- _Task brief_: Copy out each line below containing "Created".

- _Stored data entries_:
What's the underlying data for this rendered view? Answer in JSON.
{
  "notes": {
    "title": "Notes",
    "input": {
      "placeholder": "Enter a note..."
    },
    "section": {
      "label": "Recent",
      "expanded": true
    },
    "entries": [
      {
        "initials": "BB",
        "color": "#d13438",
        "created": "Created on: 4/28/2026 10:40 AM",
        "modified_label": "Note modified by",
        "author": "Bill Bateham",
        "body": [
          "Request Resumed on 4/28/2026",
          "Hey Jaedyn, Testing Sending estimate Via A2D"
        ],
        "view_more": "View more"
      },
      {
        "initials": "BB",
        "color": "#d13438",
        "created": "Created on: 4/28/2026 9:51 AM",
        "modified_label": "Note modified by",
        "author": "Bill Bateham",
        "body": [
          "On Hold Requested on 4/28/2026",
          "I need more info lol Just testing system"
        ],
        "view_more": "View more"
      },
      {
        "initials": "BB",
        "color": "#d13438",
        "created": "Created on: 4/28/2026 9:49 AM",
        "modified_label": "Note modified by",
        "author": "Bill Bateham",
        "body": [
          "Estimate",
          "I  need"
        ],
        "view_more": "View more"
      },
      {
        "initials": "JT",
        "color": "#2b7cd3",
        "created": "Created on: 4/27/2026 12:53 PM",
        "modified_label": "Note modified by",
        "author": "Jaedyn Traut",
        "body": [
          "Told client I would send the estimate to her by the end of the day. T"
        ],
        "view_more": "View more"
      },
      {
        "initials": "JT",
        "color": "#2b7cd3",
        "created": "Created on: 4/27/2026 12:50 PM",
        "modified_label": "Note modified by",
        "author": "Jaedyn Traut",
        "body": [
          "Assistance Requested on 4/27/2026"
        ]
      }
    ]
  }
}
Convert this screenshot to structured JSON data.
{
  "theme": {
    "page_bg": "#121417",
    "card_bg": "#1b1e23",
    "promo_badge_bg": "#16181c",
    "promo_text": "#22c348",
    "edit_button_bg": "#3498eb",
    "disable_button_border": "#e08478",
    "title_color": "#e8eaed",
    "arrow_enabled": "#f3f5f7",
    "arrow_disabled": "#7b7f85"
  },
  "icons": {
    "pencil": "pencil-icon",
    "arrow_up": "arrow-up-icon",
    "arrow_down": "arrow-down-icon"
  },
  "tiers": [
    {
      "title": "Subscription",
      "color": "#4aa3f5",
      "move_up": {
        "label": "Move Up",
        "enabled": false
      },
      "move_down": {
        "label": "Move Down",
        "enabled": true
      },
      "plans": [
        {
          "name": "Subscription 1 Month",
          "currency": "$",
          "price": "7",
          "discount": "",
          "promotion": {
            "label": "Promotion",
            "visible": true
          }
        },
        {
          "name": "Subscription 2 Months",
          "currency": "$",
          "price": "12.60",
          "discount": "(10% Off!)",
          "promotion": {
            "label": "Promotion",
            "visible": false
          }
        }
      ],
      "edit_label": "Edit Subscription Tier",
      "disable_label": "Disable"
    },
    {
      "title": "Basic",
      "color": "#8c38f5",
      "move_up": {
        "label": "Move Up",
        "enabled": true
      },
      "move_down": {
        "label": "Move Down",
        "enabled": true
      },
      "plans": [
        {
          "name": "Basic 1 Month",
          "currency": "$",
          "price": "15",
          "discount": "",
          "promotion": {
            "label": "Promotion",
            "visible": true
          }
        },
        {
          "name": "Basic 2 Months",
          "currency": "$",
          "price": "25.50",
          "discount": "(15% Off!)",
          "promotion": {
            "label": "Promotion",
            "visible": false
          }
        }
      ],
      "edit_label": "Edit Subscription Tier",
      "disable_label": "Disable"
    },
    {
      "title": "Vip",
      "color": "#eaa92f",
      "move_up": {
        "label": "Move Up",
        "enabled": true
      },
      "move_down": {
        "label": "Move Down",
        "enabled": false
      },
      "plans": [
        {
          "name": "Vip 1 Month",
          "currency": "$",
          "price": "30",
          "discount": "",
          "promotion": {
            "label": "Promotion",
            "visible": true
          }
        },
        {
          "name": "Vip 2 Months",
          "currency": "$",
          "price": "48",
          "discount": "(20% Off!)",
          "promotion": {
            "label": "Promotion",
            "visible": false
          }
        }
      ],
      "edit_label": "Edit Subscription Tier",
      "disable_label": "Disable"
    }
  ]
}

- _Expected output_:
        "created": "Created on: 4/28/2026 10:40 AM",
        "created": "Created on: 4/28/2026 9:51 AM",
        "created": "Created on: 4/28/2026 9:49 AM",
        "created": "Created on: 4/27/2026 12:53 PM",
        "created": "Created on: 4/27/2026 12:50 PM",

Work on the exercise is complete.